“This team played well together last year; it’s a group that really came together,” the Giants skipper said before Tuesday night’s game. “It’s a talented group, too. We had a couple of needs, one in center field, one at second base. It just so happened our two guys were free agents. We thought they were the best out there, so we were going to do all we could to get ’em back here. Our bullpen plays such a critical role in our success, and Affeldt is a big part of that. He [gives] you valuable innings, he can pitch in the ninth, you get to keep that versatility you like, and he has great resilience, too. I think as much as anything, we thought a lot of these players, of their talent, and Brian [Sabean] did a terrific job in bringing them back here.”
The key to offsetting a year-after hangover could be getting breakouts from some of the Giants’ younger players. Twenty-six-year-old Brandon Crawford begins just his second full season as an everyday player, having already established himself as one of the best defensive shortstops in the game. Crawford’s minor league offensive numbers were never anything special, but Bochy sees potential for more, especially after Crawford’s respectable .260/.327/.370 second half last season. The other best bet for a breakout is Brandon Belt. Unlike Crawford, Belt does have a history of impressive offensive performance, having hit an incredible .343/.457/.596 in 825 career minor league plate appearances — albeit while playing in some extremely favorable hitter’s parks and leagues. Held back partly by AT&T Park’s power-suppressing confines, Belt hit a reasonable but unspectacular .275/.360/.421 in his first extended crack at everyday duty.

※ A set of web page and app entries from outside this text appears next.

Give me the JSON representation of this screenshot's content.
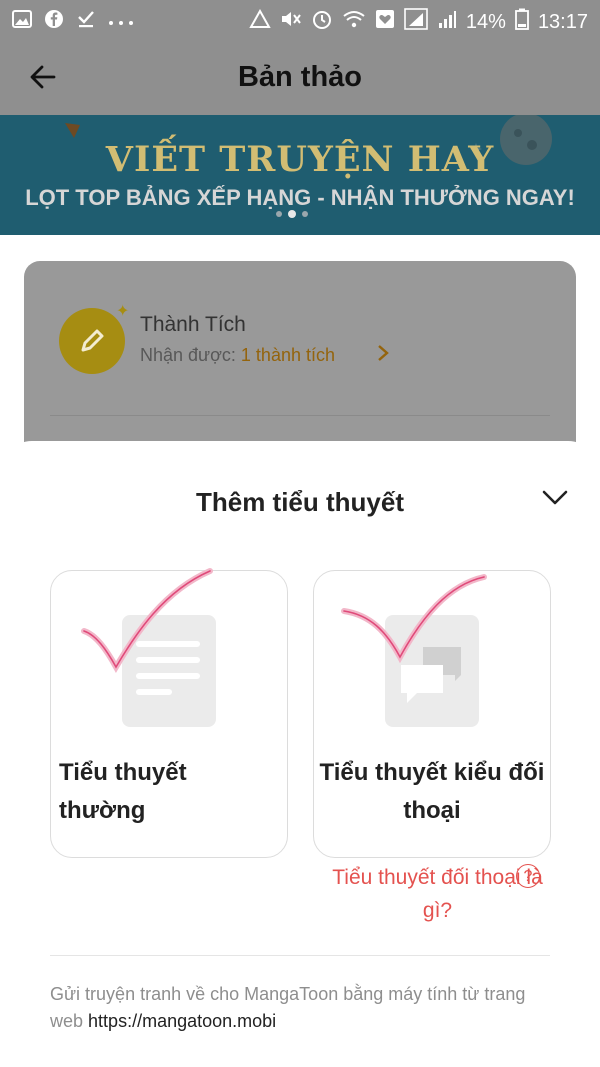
{
  "status_bar": {
    "battery": "14%",
    "time": "13:17",
    "icons_left": [
      "image-icon",
      "facebook-icon",
      "check-download-icon",
      "more-icon"
    ],
    "icons_right": [
      "recycle-icon",
      "mute-icon",
      "alarm-icon",
      "wifi-icon",
      "heart-icon",
      "signal-icon",
      "signal-icon",
      "battery-icon"
    ]
  },
  "header": {
    "title": "Bản thảo"
  },
  "banner": {
    "title": "VIẾT TRUYỆN HAY",
    "subtitle": "LỌT TOP BẢNG XẾP HẠNG - NHẬN THƯỞNG NGAY!"
  },
  "achievement": {
    "title": "Thành Tích",
    "label": "Nhận được:",
    "count": "1 thành tích"
  },
  "sheet": {
    "title": "Thêm tiểu thuyết",
    "options": [
      {
        "label": "Tiểu thuyết thường"
      },
      {
        "label": "Tiểu thuyết kiểu đối thoại"
      }
    ],
    "help_link": "Tiểu thuyết đối thoại là gì?",
    "help_icon": "?",
    "footer_text": "Gửi truyện tranh về cho MangaToon bằng máy tính từ trang web",
    "footer_link": "https://mangatoon.mobi"
  },
  "colors": {
    "accent": "#e4524f",
    "overlay": "#8f8f8f",
    "banner": "#1f5d70",
    "gold": "#a68d12"
  }
}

Heading into his age-25 season, Belt has aging curves and MLB experience trends working in his favor. As for a potential power breakout, he believes you have to take a broad view when it comes to production.
“Power is one of those things that comes when you get more comfortable at the plate,” he explained before heading out for batting practice. “Last year I didn’t give myself much of a chance to do that. I started figuring out some stuff later in the season, and that’s when stuff started to take off. But as far as power goes, for me, power numbers also include doubles and triples. If I can do that, and just drive in runs, I think that’s my main goal. If I get home runs, that’s kind of a bonus.”
That and recognizing what AT&T Park is: a stadium that suppresses hitting in general, but is especially brutal on home run hitters: Partly due to lacking an army of boppers but largely because of their stadium, the Giants hit a major league-low 31 homers at home last year.
“You definitely have to make adjustments depending on the ballpark, and in ours you just have to hit line drives,” Belt said. “That bodes well for me, because I’ve always been more of a line-drive hitter [25.6 percent line-drive rate in 2012, 10th-best among the 171 hitters with as many at-bats last year]. If you hit it in the air, it’s going to get knocked down, either by the wind or the dead air or the cold, it’s going to get knocked down. So you really have to focus on hitting those line drives.”
The Giants will hope for even more line drives this year, and maybe a few more balls over the wall, too. For a team that’s betting it all on standing pat, the biggest changes will need to come from those who’ve already drank the champagne.
Thanks to Blake Murphy for research help on this article.